SAN FRANCISCO (KGO) -- When UCSF and California Pacific Medical Center recently joined forces to transplant kidneys between nine people, it was one of the longest chain surgeries ever in a single city, but the technology that made it happen wasn't just in the operating room.

David Jacobs is a software expert who received a life-saving kidney transplant more than a decade ago. Shortly afterward he dedicated himself to writing a software program to help match donors with recipients. ABC7 News profiled this system three years ago and it has now grown massively more powerful. "A decade ago we looked at maybe six antigens. Now we maybe look at 1,200 variables," Jacobs said.
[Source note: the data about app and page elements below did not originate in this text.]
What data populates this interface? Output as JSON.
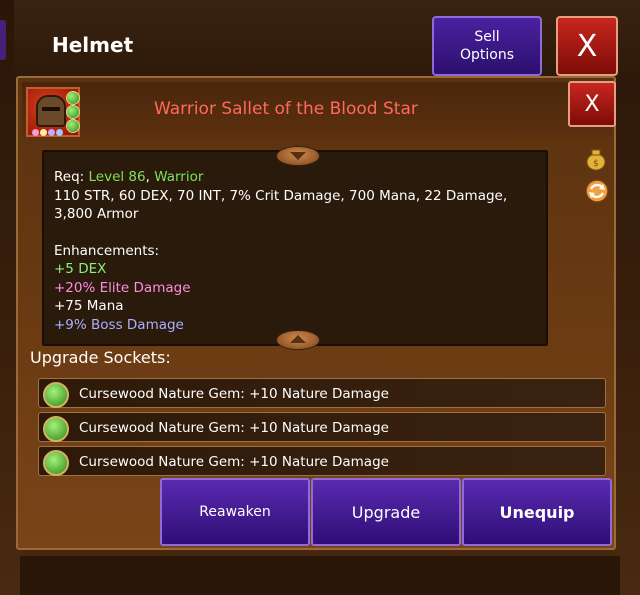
{
  "window": {
    "title": "Helmet",
    "sell_options_label": [
      "Sell",
      "Options"
    ],
    "close_label": "X"
  },
  "item": {
    "name": "Warrior Sallet of the Blood Star",
    "close_label": "X",
    "requirements": {
      "prefix": "Req:",
      "level": "Level 86",
      "separator": ",",
      "class": "Warrior"
    },
    "base_stats": "110 STR, 60 DEX, 70 INT, 7% Crit Damage, 700 Mana, 22 Damage, 3,800 Armor",
    "enhancements_title": "Enhancements:",
    "enhancements": [
      {
        "text": "+5 DEX",
        "color": "#8cf07a"
      },
      {
        "text": "+20% Elite Damage",
        "color": "#ff8ce0"
      },
      {
        "text": "+75 Mana",
        "color": "#ffffff"
      },
      {
        "text": "+9% Boss Damage",
        "color": "#aab0ff"
      }
    ]
  },
  "sockets": {
    "title": "Upgrade Sockets:",
    "items": [
      {
        "label": "Cursewood Nature Gem: +10 Nature Damage"
      },
      {
        "label": "Cursewood Nature Gem: +10 Nature Damage"
      },
      {
        "label": "Cursewood Nature Gem: +10 Nature Damage"
      }
    ]
  },
  "actions": {
    "reawaken": "Reawaken",
    "upgrade": "Upgrade",
    "unequip": "Unequip"
  },
  "colors": {
    "item_name": "#ff6a5a",
    "level": "#7fe05a",
    "button_purple": "#4a22a0",
    "close_red": "#c8261e"
  },
  "icons": [
    "item-helmet-icon",
    "gold-pouch-icon",
    "transmute-icon",
    "nature-gem-icon",
    "scroll-up-icon",
    "scroll-down-icon"
  ]
}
Beyond blood-type, the software compares proteins and antibodies in a patient's tissue that can trigger organ rejection and even judges the chance of success.

UCSF nephrologist Brian Lee, M.D., says screening with that level of detail would be nearly impossible by hand. "That's basically like looking for a needle in a haystack," says Dr. Lee.

The system, known as match-grid works on an ultra-fast cloud computing platform. Developers say it's real power is sorting through thousands of patients who have incompatible donors and coming up with mix and match combinations. "The software really puts together all the blood-type and immunologic data," points out Steven Katznelson, M.D., medical director of the kidney transplant program at California Pacific Medical Center.

And increasingly the result are so-called transplant chains, which offer life-changing transplants to longer and longer lines of grateful patients.

Doctors say the software is so powerful that transplant chains could theoretically go on indefinitely. In practice, the number of patients is typically limited by the challenge of transporting organs and resources to perform the transplant surgeries.

Written and produced by Tim Didion.